» **Task description**
Return only those lines of the records below in which "name" appears.

(Data records for software interfaces)
========

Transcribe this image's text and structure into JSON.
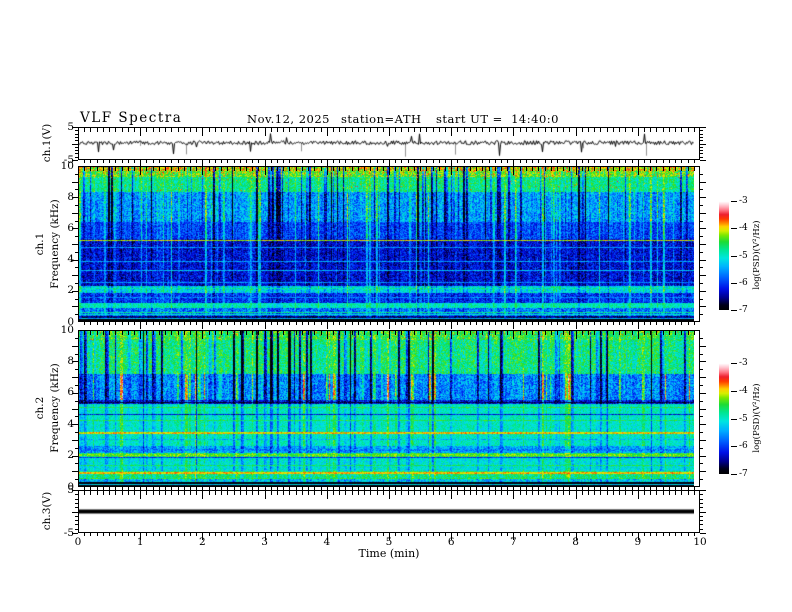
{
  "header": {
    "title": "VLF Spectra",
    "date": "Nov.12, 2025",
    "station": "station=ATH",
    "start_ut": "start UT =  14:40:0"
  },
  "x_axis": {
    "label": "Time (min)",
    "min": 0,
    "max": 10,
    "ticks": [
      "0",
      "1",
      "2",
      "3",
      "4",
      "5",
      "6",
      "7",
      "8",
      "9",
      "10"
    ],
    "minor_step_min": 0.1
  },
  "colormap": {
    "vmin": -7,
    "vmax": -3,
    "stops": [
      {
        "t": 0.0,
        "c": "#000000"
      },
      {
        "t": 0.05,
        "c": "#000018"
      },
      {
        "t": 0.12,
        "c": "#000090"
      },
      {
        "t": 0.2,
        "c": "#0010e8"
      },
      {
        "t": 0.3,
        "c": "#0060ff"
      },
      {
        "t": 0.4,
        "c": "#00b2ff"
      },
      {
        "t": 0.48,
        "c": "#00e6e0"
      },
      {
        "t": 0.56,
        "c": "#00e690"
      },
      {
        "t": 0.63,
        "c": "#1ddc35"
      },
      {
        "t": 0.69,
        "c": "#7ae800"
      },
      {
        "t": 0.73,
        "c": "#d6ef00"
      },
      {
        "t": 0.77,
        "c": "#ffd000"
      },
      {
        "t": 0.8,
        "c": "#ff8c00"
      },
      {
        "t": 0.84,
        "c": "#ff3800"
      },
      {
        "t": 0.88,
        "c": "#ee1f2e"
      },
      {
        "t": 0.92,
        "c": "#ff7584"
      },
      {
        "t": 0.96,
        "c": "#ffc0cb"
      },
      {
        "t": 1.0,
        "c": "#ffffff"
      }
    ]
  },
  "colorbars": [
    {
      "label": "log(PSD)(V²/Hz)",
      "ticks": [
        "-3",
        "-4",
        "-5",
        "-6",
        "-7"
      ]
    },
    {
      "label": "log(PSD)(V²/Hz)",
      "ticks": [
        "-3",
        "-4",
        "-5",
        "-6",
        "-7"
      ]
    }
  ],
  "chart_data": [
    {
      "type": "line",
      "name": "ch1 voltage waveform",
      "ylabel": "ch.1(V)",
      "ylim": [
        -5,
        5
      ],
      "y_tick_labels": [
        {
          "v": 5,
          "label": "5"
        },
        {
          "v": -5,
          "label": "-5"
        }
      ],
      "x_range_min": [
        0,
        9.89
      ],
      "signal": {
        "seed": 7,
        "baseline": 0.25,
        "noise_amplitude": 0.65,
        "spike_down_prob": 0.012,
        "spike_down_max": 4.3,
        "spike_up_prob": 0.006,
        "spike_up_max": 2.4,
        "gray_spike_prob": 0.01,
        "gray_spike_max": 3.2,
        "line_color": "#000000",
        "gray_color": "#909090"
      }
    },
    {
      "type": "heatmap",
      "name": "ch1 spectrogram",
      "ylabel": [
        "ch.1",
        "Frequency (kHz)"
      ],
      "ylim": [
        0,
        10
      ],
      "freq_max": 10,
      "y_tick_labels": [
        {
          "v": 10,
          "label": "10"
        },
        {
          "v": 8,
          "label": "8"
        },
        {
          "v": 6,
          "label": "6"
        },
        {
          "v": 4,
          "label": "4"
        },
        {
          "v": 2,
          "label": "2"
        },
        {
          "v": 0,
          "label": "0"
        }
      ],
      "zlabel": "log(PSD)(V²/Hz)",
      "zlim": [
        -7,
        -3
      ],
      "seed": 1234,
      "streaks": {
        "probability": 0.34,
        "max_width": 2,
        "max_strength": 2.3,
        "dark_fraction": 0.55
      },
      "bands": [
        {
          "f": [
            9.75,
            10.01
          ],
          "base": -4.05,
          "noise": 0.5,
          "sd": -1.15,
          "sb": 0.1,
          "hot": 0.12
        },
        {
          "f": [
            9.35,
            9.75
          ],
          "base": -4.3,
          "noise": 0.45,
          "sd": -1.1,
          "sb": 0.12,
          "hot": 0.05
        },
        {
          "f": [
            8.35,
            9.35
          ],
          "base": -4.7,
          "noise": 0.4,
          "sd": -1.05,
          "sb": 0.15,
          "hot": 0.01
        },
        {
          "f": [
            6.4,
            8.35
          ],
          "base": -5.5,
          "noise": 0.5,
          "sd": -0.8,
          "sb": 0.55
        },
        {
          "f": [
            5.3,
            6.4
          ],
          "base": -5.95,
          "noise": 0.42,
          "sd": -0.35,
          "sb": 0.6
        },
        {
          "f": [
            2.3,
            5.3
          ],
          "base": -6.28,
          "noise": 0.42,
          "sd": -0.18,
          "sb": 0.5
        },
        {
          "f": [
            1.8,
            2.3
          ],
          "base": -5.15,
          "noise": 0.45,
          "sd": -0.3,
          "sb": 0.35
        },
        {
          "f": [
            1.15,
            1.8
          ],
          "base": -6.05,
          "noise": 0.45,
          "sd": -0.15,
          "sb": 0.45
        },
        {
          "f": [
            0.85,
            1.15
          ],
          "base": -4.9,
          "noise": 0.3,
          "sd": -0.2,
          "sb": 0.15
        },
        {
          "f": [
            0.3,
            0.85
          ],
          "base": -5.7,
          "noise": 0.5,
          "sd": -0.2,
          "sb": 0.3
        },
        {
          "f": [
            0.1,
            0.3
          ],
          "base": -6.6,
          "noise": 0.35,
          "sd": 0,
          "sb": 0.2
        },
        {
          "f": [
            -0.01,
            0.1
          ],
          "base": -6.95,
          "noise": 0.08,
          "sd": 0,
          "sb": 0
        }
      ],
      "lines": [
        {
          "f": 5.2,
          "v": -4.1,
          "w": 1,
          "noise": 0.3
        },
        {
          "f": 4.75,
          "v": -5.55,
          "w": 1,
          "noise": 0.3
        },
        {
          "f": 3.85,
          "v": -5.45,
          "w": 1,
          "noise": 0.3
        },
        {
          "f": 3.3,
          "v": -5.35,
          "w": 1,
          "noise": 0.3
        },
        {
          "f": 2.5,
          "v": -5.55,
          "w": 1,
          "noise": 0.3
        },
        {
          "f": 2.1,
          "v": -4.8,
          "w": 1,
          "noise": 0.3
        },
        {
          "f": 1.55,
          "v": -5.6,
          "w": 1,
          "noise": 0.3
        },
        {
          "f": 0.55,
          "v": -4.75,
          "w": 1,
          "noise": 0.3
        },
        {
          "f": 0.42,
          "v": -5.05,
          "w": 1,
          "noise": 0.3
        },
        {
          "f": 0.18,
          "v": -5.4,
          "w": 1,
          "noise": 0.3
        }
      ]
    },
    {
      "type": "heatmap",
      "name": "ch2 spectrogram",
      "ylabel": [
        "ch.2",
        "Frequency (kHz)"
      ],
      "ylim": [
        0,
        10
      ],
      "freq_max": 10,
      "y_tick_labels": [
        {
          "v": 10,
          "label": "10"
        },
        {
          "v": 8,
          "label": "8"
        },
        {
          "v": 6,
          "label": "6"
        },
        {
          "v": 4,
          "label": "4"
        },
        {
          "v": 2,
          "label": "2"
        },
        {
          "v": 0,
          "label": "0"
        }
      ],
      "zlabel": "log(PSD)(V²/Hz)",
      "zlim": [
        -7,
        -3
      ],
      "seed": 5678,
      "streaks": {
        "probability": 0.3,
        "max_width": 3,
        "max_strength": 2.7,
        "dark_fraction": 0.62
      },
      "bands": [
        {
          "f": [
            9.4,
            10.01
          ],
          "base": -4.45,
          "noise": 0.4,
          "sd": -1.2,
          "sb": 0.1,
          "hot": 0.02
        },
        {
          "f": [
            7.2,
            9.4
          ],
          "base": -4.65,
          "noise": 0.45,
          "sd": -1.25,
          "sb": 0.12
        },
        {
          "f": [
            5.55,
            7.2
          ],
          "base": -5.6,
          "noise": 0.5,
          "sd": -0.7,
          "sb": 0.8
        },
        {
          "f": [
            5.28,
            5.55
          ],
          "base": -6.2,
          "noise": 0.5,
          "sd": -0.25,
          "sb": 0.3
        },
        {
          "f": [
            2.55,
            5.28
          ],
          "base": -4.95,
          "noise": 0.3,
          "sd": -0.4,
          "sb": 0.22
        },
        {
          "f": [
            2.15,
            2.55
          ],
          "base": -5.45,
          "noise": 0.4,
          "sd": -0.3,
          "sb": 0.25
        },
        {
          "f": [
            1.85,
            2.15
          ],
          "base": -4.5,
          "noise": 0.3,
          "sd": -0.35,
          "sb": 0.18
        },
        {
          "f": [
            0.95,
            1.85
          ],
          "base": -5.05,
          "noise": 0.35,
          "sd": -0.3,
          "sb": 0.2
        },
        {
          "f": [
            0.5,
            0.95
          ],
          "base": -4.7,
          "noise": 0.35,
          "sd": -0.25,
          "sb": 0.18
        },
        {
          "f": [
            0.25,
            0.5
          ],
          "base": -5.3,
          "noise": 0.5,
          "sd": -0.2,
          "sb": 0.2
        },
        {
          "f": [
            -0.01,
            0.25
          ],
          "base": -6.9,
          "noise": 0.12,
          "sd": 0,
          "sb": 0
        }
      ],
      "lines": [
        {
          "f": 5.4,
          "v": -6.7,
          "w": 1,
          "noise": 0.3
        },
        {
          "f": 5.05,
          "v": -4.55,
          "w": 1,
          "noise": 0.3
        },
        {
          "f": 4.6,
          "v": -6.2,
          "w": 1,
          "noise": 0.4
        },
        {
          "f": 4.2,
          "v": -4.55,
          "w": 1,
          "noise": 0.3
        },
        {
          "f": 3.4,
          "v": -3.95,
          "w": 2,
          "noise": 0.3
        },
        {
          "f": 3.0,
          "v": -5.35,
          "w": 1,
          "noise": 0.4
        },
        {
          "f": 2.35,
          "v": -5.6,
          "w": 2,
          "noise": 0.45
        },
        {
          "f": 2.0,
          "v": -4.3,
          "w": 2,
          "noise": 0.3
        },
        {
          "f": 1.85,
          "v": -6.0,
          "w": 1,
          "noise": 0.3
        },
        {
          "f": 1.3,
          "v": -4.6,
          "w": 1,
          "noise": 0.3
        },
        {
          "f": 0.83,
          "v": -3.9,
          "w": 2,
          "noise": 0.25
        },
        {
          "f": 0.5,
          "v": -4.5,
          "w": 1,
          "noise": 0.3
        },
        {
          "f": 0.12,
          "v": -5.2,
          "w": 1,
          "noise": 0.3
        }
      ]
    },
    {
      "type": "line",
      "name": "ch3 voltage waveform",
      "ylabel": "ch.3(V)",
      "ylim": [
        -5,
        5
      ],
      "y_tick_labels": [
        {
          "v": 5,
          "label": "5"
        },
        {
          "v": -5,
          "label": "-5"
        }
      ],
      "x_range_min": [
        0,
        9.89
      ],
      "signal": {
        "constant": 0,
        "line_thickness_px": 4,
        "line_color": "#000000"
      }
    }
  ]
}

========

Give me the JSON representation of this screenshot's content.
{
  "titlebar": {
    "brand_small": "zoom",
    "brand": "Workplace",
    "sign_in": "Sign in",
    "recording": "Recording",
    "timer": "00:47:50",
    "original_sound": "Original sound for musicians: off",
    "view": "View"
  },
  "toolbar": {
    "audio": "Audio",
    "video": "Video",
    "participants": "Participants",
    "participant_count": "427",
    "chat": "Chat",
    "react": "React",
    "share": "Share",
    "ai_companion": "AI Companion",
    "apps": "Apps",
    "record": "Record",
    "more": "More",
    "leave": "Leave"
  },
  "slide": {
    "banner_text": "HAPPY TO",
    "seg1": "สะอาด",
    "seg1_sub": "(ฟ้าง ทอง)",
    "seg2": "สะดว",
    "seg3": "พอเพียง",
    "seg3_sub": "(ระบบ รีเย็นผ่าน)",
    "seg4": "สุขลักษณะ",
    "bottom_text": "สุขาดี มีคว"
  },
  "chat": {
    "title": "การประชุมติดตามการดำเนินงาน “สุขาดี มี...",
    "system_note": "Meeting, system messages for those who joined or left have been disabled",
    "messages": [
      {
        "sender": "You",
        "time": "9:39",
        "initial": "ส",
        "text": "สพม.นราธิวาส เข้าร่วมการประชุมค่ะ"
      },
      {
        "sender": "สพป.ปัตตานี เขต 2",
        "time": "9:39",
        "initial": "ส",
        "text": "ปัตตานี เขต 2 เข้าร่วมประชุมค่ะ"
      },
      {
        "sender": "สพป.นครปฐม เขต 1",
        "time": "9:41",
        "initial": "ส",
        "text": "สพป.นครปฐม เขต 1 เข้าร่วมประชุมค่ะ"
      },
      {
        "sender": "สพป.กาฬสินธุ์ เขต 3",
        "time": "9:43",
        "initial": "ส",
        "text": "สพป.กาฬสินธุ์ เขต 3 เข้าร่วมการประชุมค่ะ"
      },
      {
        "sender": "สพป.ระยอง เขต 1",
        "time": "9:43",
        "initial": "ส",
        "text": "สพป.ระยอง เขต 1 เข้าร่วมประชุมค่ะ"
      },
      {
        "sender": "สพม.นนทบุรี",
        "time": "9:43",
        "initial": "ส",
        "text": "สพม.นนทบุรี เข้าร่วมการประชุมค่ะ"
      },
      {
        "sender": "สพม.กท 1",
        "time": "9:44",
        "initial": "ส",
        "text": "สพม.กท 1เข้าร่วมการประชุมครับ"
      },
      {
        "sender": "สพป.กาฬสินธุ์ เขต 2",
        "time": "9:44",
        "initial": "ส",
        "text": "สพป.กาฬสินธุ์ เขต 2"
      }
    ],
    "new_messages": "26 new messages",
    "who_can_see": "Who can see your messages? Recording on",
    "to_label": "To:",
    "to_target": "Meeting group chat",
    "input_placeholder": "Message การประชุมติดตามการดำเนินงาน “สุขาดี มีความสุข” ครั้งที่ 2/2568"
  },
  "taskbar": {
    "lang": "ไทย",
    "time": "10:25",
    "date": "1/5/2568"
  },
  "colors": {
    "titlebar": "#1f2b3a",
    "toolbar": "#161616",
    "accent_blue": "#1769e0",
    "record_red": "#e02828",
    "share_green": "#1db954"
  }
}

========

» **Output of the task**
      "name": "ch1 voltage waveform",
      "name": "ch1 spectrogram",
      "name": "ch2 spectrogram",
      "name": "ch3 voltage waveform",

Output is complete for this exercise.